Media Contact 202-226-8467

Washington, D.C. — Last week, House Foreign Affairs Committee Chairman Michael McCaul sent a letter to Secretary of State Antony Blinken and Secretary of Homeland Security Alejandro Mayorkas regarding the Biden administration’s vetting policies at the Emirates Humanitarian City, where Afghan allies who were evacuated during the disastrous U.S. withdrawal from Afghanistan have been waiting for two-and-a-half years for processing.


The full text of the letter can be found here and below.


Secretary Blinken and Secretary Mayorkas,

I write to express my growing concern that the Biden administration’s policies related to the Emirates Humanitarian City (EHC) are endangering our Afghan allies who have been waiting at EHC for two and a half years for the administration to complete their immigration processing.

Following the administration’s chaotic and deadly withdrawal from Afghanistan, hundreds of thousands of Afghans were evacuated to locations across the world where the U.S. could vet and process applicants eligible for resettlement in the United States. One location, the Emirates Humanitarian City (EHC) in the United Arab Emirates, received thousands of Afghans during and immediately following the U.S. withdrawal, many of whom are awaiting U.S. vetting and processing for resettlement in the United States. The majority of those at EHC were longtime partners of the U.S. mission in Afghanistan, including Afghan military members who served alongside U.S. forces, employees of U.S. agencies, well-known human rights defenders, and women’s rights activists, among others.

Afghans who made it to EHC were luckier than most; the Emirati government generously provides lodging, food, healthcare, and schooling free of charge. And Afghans at EHC are safe from the Taliban, who continue to hunt down, torture, and murder our allies who were abandoned by the administration. Even so, the Afghans at EHC have been paralyzed for nearly two and a half years, unable to restart their lives while waiting on U.S. processing.
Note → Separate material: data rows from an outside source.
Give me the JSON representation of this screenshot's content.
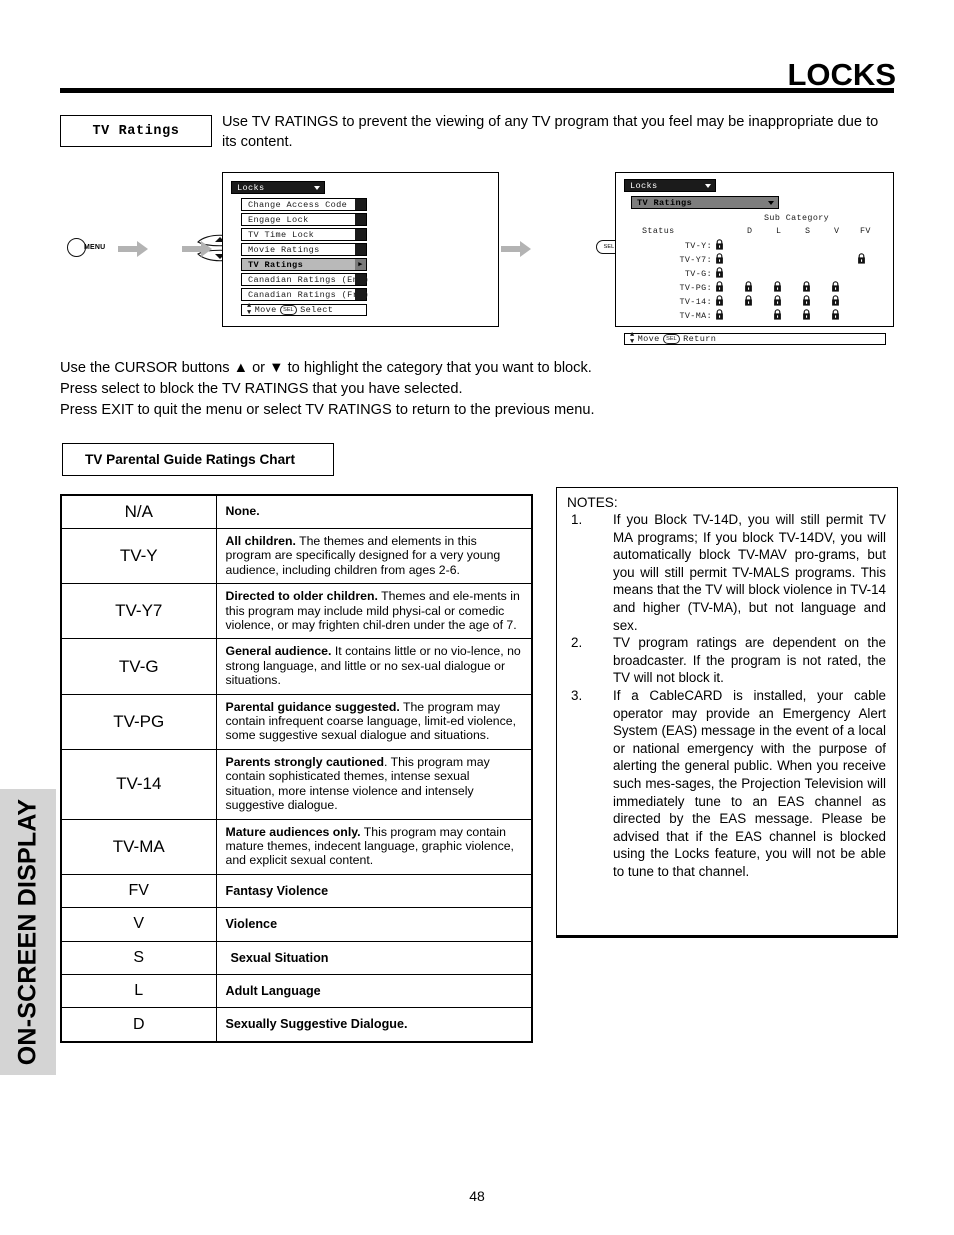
{
  "page": {
    "title": "LOCKS",
    "number": "48",
    "side_tab_label": "ON-SCREEN DISPLAY"
  },
  "intro": {
    "box_label": "TV Ratings",
    "text": "Use TV RATINGS to prevent the viewing of any TV program that you feel may be inappropriate due to its content."
  },
  "flow": {
    "menu_button_label": "MENU",
    "select_button_label": "SEL",
    "osd_left": {
      "header": "Locks",
      "items": [
        "Change Access Code",
        "Engage Lock",
        "TV Time Lock",
        "Movie Ratings",
        "TV Ratings",
        "Canadian Ratings (Eng)",
        "Canadian Ratings (Frn)"
      ],
      "selected_index": 4,
      "footer_move": "Move",
      "footer_key": "SEL",
      "footer_action": "Select"
    },
    "osd_right": {
      "header": "Locks",
      "subheader": "TV Ratings",
      "sub_category_label": "Sub Category",
      "status_label": "Status",
      "columns": [
        "D",
        "L",
        "S",
        "V",
        "FV"
      ],
      "rows": [
        {
          "label": "TV-Y:",
          "status_locked": true,
          "locks": [
            false,
            false,
            false,
            false,
            false
          ]
        },
        {
          "label": "TV-Y7:",
          "status_locked": true,
          "locks": [
            false,
            false,
            false,
            false,
            true
          ]
        },
        {
          "label": "TV-G:",
          "status_locked": true,
          "locks": [
            false,
            false,
            false,
            false,
            false
          ]
        },
        {
          "label": "TV-PG:",
          "status_locked": true,
          "locks": [
            true,
            true,
            true,
            true,
            false
          ]
        },
        {
          "label": "TV-14:",
          "status_locked": true,
          "locks": [
            true,
            true,
            true,
            true,
            false
          ]
        },
        {
          "label": "TV-MA:",
          "status_locked": true,
          "locks": [
            false,
            true,
            true,
            true,
            false
          ]
        }
      ],
      "footer_move": "Move",
      "footer_key": "SEL",
      "footer_action": "Return"
    }
  },
  "instructions": [
    "Use the CURSOR buttons ▲ or ▼ to highlight the category that you want to block.",
    "Press select to block the TV RATINGS that you have selected.",
    "Press EXIT to quit the menu or select TV RATINGS to return to the previous menu."
  ],
  "chart": {
    "title": "TV Parental Guide Ratings Chart",
    "rows": [
      {
        "code": "N/A",
        "bold": "None.",
        "rest": "",
        "simple": false
      },
      {
        "code": "TV-Y",
        "bold": "All children.",
        "rest": " The themes and elements in this program are specifically designed for a very young audience, including children from ages 2-6.",
        "simple": false
      },
      {
        "code": "TV-Y7",
        "bold": "Directed to older children.",
        "rest": " Themes and ele-ments in this program may include mild physi-cal or comedic violence, or may frighten chil-dren under the age of 7.",
        "simple": false
      },
      {
        "code": "TV-G",
        "bold": "General audience.",
        "rest": " It contains little or no vio-lence, no strong language, and little or no sex-ual dialogue or situations.",
        "simple": false
      },
      {
        "code": "TV-PG",
        "bold": "Parental guidance suggested.",
        "rest": " The program may contain infrequent coarse language, limit-ed violence, some suggestive sexual dialogue and situations.",
        "simple": false
      },
      {
        "code": "TV-14",
        "bold": "Parents strongly cautioned",
        "rest": ". This program may contain sophisticated themes, intense sexual situation, more intense violence and intensely suggestive dialogue.",
        "simple": false
      },
      {
        "code": "TV-MA",
        "bold": "Mature audiences only.",
        "rest": " This program may contain mature themes, indecent language, graphic violence, and explicit sexual content.",
        "simple": false
      },
      {
        "code": "FV",
        "bold": "Fantasy Violence",
        "rest": "",
        "simple": true,
        "indent": false
      },
      {
        "code": "V",
        "bold": "Violence",
        "rest": "",
        "simple": true,
        "indent": false
      },
      {
        "code": "S",
        "bold": "Sexual Situation",
        "rest": "",
        "simple": true,
        "indent": true
      },
      {
        "code": "L",
        "bold": "Adult Language",
        "rest": "",
        "simple": true,
        "indent": false
      },
      {
        "code": "D",
        "bold": "Sexually Suggestive Dialogue.",
        "rest": "",
        "simple": true,
        "indent": false
      }
    ]
  },
  "notes": {
    "heading": "NOTES:",
    "items": [
      {
        "num": "1.",
        "text": "If you Block TV-14D, you will still permit TV MA programs; If you block TV-14DV, you will automatically block TV-MAV pro-grams, but you will still permit TV-MALS programs. This means that the TV will block violence in TV-14 and higher (TV-MA), but not language and sex."
      },
      {
        "num": "2.",
        "text": "TV program ratings are dependent on the broadcaster.  If the program is not rated, the TV will not block it."
      },
      {
        "num": "3.",
        "text": "If a CableCARD is installed, your cable operator may provide an Emergency Alert System (EAS) message in the event of a local or national emergency with the purpose of alerting the general public.  When you receive such mes-sages, the Projection Television will immediately tune to an EAS channel as directed by the EAS message.  Please be advised that if the EAS channel is blocked using the Locks feature, you will not be able to tune to that channel."
      }
    ]
  },
  "colors": {
    "side_tab_bg": "#d4d4d4",
    "osd_header_bg": "#1b1b1b",
    "osd_selected_bg": "#b9b9b9",
    "arrow_gray": "#b3b3b3"
  }
}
No other processing platform for those evacuated during and after the U.S. withdrawal from Afghanistan has seen such long wait times.

Recently, this Committee learned that several Afghans at EHC were denied for resettlement to the United States as a result of the administration’s unique discretionary denial policy at EHC, which prioritizes rapid denials, rather than fulsome vetting. EHC is the only vetting platform servicing Afghan evacuees that operates with this policy, as the administration has chosen to deprioritize EHC for political purposes, electing to send vital vetting resources elsewhere. Many of the Afghans currently considered denied at EHC would be eligible for fulsome vetting opportunities and potentially already approved for admission to the United States if they were located at a different vetting platform.

As a direct result of the slow pace of processing at EHC and the unique discretionary denial policy, several Afghans who were at EHC have elected to return to Afghanistan, and some have subsequently been attacked by the Taliban. The administration’s malpractice has once again placed Afghans in harm’s way.

For several months, the Committee has engaged the administration on ongoing issues at EHC, but responses from your offices have been slow and lacking candor. Often, your departments blame each other or blame the White House when questioned about EHC. Recently, your departments and the National Security Council briefed House Foreign Affairs Committee staff that the discretionary denial policy at EHC has not led to premature denials and that the number of cases of denied applicants at EHC would not change if additional vetting resources were offered—this is inaccurate according to several individuals with expertise on the subject and experience on the ground at EHC.

Our Afghan allies deserve better, and it is imperative that we surge the necessary vetting resources to EHC immediately. As such, please respond with any and all communications, documentation, and correspondence with respect to the following questions and requests by February 18, 2024.

1. Why has the administration refused to provide additional vetting resources to EHC?

2. How many Afghans have left EHC and returned to Afghanistan?

3. Please detail all known instances of Taliban reprisal attacks against Afghans who have returned to Afghanistan from EHC, including both instances and threats of attacks.

4. Please describe the policy of discretionary denial at EHC and explain how this differs from other vetting platforms where Afghan allies are provided several rounds of vetting prior to denial. Please also include a description of what agency or office established this policy, which is unique to EHC.

5. If additional resources were provided to vet Afghans at EHC, how many cases currently considered denied would be likely to reach approval following additional vetting? In your response, please detail how you came to this conclusion and which staff were consulted while preparing your answer.

6. Has the administration chosen to prioritize resources that could be used to vet Afghans at EHC to other refugee populations around the world? If yes, please provide all directives to reassign resources and identify how the decision was made to prioritize refugee populations other Afghans at EHC, who are only residing at EHC as a direct result of the administration’s botched evacuation from Afghanistan.

7. For all cases currently considered denied at EHC, please provide a description of why each case has been denied and all relevant supporting documents and background information. A classified transmittal is acceptable.